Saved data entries

══════════

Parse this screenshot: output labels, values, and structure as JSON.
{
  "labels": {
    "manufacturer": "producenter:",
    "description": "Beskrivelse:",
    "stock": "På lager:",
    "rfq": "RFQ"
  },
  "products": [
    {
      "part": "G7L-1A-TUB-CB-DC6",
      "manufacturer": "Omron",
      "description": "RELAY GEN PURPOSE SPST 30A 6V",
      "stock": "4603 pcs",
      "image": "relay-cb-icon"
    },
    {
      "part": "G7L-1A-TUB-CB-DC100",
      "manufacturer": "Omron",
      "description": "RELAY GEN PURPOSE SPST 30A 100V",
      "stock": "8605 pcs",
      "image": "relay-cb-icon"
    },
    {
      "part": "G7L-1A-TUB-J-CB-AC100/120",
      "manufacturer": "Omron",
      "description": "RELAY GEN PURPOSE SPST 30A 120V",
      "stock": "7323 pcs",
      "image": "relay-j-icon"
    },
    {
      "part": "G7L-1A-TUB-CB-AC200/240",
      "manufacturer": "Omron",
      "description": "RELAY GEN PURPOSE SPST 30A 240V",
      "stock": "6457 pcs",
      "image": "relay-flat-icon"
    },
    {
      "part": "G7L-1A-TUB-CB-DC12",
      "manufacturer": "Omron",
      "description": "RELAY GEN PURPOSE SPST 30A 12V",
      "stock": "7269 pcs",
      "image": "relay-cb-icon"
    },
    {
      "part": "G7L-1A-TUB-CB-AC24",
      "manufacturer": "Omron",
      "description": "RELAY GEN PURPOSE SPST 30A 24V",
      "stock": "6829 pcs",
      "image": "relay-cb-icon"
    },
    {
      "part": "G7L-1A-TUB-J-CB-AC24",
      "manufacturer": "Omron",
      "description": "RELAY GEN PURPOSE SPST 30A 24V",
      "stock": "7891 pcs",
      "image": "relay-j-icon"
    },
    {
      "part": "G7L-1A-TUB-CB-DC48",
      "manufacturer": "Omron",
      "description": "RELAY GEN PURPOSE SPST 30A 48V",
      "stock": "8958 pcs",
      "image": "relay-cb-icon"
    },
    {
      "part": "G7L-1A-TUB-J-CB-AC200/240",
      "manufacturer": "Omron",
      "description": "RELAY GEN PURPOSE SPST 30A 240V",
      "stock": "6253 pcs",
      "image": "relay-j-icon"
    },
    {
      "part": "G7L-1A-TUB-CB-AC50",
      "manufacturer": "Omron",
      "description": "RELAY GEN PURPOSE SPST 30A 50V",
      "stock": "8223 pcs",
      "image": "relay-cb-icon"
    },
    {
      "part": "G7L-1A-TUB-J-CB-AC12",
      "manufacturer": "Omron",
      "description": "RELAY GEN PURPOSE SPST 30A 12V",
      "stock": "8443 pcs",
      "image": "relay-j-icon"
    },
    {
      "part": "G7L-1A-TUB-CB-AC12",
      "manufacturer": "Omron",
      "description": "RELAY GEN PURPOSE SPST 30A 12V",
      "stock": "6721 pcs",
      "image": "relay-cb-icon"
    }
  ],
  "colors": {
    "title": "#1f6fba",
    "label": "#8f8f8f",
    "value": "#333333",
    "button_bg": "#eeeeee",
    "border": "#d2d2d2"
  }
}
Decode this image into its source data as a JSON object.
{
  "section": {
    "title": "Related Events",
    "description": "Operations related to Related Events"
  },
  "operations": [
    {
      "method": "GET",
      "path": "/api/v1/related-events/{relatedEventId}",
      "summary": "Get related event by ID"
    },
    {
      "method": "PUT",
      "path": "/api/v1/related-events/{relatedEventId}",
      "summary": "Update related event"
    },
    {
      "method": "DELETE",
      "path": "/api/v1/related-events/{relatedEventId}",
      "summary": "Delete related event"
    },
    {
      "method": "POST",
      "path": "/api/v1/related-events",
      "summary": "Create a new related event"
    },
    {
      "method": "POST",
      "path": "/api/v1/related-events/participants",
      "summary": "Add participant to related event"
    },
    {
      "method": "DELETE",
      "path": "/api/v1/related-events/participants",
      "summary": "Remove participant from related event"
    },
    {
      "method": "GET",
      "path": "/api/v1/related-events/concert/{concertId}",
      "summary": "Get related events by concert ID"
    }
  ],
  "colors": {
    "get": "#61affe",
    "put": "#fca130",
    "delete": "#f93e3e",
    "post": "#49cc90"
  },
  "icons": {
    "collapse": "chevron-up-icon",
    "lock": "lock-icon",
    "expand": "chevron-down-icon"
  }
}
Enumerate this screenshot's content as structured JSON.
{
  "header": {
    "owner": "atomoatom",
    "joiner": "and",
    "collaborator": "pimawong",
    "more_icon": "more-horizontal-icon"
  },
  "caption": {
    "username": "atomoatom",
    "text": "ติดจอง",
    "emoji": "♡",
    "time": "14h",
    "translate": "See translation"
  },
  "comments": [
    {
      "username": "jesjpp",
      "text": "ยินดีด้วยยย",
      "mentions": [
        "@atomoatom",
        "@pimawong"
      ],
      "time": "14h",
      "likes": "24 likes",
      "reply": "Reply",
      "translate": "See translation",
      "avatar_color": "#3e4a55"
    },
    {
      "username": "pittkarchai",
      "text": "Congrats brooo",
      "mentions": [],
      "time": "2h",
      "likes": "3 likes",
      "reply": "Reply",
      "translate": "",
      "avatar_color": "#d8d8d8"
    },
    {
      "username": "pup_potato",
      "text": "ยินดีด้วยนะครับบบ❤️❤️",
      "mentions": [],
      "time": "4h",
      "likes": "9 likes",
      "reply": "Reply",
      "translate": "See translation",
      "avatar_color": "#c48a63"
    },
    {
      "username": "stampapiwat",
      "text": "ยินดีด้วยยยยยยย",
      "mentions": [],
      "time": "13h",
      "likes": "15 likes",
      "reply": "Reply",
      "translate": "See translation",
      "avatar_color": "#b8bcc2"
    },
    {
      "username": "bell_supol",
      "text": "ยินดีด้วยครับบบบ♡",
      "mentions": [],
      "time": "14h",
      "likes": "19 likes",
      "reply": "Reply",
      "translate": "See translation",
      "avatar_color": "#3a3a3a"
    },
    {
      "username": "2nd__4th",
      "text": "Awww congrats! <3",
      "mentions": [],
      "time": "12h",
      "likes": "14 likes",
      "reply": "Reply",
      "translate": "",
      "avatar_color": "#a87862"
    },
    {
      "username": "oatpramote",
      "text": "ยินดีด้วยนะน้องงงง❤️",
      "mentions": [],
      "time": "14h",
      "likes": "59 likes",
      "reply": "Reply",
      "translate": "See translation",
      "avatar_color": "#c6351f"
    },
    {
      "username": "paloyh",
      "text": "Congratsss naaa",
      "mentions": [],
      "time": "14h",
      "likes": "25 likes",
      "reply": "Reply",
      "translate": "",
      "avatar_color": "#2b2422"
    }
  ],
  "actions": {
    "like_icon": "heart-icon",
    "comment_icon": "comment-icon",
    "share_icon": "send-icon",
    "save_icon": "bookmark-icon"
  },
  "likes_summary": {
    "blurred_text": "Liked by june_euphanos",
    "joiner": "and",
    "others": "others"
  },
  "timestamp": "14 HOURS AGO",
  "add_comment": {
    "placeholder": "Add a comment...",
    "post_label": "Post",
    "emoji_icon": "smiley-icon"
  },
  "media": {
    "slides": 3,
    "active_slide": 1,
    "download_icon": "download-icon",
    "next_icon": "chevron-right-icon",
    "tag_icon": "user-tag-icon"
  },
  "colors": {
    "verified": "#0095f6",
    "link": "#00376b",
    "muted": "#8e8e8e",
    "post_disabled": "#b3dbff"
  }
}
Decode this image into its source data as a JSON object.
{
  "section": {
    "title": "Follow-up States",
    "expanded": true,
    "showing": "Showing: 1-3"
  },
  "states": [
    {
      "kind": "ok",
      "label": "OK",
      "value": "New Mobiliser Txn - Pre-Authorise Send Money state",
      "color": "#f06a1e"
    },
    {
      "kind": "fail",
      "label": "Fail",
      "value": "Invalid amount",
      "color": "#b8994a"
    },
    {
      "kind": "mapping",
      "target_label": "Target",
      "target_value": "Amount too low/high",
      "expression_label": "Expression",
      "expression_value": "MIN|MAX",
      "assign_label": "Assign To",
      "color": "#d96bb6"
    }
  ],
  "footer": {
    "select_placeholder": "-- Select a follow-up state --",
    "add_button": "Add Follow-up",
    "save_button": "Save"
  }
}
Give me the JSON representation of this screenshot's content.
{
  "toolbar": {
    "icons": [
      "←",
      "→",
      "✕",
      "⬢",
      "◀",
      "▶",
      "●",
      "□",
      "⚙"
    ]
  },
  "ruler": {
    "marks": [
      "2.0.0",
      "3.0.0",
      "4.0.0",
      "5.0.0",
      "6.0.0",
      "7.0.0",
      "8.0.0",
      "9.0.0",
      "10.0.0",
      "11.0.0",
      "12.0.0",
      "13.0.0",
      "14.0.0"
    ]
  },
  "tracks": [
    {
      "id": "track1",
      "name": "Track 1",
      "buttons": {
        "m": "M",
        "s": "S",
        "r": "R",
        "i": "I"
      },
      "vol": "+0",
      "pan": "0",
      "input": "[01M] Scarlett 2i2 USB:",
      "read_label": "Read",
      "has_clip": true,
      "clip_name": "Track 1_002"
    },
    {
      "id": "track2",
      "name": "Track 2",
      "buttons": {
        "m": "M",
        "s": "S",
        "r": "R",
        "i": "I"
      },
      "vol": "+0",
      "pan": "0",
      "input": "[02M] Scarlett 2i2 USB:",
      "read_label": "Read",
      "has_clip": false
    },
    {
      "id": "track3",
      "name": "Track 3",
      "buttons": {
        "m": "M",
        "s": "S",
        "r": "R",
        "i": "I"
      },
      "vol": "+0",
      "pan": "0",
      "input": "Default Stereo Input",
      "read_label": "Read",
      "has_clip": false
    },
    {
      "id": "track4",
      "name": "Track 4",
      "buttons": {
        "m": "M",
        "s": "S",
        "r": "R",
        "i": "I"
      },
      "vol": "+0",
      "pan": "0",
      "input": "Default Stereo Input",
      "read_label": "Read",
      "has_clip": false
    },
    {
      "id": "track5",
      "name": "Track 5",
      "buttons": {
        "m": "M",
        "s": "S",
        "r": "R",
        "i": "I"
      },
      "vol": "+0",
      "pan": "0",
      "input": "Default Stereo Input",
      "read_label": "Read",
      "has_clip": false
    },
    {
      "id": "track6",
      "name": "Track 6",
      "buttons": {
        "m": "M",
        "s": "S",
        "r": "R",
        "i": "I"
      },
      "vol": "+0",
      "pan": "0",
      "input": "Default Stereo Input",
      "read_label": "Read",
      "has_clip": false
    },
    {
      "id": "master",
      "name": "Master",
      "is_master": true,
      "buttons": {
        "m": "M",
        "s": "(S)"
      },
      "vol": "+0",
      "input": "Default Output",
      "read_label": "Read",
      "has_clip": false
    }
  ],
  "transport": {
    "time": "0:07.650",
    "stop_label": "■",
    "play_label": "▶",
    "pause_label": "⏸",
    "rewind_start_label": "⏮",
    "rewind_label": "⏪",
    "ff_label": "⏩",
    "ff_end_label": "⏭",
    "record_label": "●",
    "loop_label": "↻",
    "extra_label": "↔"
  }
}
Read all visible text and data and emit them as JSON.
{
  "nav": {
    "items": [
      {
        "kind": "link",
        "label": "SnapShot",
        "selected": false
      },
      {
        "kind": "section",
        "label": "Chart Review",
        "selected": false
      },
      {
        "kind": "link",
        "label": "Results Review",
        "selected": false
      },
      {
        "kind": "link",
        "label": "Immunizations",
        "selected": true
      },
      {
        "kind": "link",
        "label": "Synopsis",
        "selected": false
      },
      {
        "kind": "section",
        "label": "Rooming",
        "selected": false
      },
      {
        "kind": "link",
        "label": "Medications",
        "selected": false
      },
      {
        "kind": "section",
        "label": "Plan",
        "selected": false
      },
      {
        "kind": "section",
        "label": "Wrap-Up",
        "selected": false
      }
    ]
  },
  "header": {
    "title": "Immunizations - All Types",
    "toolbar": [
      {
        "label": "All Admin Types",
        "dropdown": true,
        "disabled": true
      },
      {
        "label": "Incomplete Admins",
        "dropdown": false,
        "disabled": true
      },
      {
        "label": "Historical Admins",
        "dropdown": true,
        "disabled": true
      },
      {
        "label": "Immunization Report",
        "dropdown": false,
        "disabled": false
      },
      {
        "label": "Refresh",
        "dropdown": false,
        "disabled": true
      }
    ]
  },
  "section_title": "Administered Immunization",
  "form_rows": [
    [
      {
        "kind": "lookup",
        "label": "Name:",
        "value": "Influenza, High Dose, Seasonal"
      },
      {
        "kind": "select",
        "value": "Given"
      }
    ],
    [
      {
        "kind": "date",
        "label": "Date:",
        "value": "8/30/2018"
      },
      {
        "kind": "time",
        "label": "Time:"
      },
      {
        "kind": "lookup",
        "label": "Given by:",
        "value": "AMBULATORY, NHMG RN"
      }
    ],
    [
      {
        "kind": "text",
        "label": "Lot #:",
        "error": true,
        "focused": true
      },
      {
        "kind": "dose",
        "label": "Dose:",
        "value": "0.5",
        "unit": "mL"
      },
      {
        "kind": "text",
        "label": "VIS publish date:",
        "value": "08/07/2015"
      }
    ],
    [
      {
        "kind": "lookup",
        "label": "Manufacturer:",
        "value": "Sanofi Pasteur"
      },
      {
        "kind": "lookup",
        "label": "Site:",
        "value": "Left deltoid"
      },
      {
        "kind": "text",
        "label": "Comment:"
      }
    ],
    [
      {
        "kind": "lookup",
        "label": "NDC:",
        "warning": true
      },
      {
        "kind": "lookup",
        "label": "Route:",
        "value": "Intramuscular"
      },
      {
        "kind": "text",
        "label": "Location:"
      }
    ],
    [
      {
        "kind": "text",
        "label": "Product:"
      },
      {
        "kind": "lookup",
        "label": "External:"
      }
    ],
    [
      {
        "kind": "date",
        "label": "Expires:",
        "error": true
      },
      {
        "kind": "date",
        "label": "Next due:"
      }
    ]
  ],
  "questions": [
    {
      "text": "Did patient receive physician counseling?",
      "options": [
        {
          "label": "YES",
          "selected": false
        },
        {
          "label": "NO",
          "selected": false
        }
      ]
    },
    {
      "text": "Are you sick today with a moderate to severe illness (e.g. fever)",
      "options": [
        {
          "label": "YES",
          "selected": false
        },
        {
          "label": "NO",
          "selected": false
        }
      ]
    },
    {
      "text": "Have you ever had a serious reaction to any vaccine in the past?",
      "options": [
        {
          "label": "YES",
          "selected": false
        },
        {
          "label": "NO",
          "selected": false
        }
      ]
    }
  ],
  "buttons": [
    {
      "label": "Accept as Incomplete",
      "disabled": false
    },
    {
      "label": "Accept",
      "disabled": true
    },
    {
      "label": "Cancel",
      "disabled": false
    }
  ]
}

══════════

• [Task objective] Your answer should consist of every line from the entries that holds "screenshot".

• [Answer box]
Parse this screenshot: output labels, values, and structure as JSON.
Enumerate this screenshot's content as structured JSON.
Give me the JSON representation of this screenshot's content.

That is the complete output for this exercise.